Citation: Tulyaprawat O, Pharkjaksu S, Chongtrakool P and Ngamskulrungroj P (2020) An Association of an eBURST Group With Triazole Resistance of Candida tropicalis Blood Isolates. Front. Microbiol. 11:934. doi: 10.3389/fmicb.2020.00934
Received: 08 January 2020; Accepted: 20 April 2020;
Published: 19 May 2020.
Edited by:Orazio Romeo, University of Messina, Italy
Reviewed by:Alexandre Alanio, Université Paris Diderot, France
Mihai Mares, Ion Ionescu de la Brad University of Agricultural Sciences and Veterinary Medicine of Iaşi, Romania
Copyright © 2020 Tulyaprawat, Pharkjaksu, Chongtrakool and Ngamskulrungroj. This is an open-access article distributed under the terms of the Creative Commons Attribution License (CC BY). The use, distribution or reproduction in other forums is permitted, provided the original author(s) and the copyright owner(s) are credited and that the original publication in this journal is cited, in accordance with accepted academic practice. No use, distribution or reproduction is permitted which does not comply with these terms.

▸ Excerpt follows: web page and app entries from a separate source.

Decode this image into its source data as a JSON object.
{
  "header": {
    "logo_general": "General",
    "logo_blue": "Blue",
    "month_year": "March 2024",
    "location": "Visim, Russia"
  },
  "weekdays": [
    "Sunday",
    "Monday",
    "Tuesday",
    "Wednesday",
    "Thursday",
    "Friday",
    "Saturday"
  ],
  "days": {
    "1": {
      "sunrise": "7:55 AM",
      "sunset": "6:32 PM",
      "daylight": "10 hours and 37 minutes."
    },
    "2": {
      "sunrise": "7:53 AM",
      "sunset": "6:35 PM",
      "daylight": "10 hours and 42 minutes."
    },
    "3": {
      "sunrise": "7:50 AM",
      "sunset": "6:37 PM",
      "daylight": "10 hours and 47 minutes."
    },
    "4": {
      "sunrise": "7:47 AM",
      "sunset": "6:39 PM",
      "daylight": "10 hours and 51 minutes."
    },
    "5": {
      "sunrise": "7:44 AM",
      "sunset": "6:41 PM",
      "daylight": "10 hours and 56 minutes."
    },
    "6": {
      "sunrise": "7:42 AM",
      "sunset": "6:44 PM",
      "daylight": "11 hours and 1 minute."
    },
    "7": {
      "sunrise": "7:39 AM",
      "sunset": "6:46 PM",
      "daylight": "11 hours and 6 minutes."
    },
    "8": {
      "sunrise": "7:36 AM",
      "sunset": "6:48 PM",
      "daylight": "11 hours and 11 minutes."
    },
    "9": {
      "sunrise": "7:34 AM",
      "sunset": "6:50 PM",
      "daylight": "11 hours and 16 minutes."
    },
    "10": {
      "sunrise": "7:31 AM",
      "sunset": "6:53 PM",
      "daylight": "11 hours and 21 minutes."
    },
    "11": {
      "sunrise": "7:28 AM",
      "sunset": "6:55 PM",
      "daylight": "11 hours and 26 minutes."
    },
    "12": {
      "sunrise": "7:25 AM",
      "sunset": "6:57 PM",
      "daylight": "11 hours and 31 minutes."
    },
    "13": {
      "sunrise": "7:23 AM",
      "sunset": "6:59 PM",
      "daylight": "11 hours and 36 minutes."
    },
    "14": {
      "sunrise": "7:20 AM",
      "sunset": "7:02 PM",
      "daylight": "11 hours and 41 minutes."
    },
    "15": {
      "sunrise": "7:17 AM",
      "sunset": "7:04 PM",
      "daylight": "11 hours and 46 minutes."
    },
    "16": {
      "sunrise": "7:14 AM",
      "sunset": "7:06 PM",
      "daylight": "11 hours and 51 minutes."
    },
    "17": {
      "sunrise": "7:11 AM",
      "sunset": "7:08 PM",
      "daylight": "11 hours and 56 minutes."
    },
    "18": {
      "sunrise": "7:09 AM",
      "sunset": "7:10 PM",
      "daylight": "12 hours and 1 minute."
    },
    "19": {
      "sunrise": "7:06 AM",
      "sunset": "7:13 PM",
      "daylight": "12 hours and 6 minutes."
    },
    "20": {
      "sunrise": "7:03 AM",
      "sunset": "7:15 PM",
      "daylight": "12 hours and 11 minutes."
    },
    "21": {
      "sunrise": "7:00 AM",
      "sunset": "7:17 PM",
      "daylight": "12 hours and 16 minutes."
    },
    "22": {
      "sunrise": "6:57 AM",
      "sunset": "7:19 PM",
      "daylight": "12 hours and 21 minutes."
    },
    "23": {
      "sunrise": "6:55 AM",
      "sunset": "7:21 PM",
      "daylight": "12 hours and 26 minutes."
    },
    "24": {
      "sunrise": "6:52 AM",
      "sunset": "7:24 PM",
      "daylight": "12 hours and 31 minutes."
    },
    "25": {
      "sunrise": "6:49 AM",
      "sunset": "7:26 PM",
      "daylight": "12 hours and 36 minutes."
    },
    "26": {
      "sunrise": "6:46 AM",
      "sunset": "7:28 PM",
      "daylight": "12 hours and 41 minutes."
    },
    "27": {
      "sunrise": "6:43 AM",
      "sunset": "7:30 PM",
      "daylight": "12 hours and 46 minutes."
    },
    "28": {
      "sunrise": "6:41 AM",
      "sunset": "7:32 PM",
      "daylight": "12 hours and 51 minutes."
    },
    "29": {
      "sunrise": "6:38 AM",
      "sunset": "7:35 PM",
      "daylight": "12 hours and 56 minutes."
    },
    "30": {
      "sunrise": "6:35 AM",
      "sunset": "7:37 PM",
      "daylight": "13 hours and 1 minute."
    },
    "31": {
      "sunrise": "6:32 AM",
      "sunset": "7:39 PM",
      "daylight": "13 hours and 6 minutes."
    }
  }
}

*Correspondence: Popchai Ngamskulrungroj, email@example.com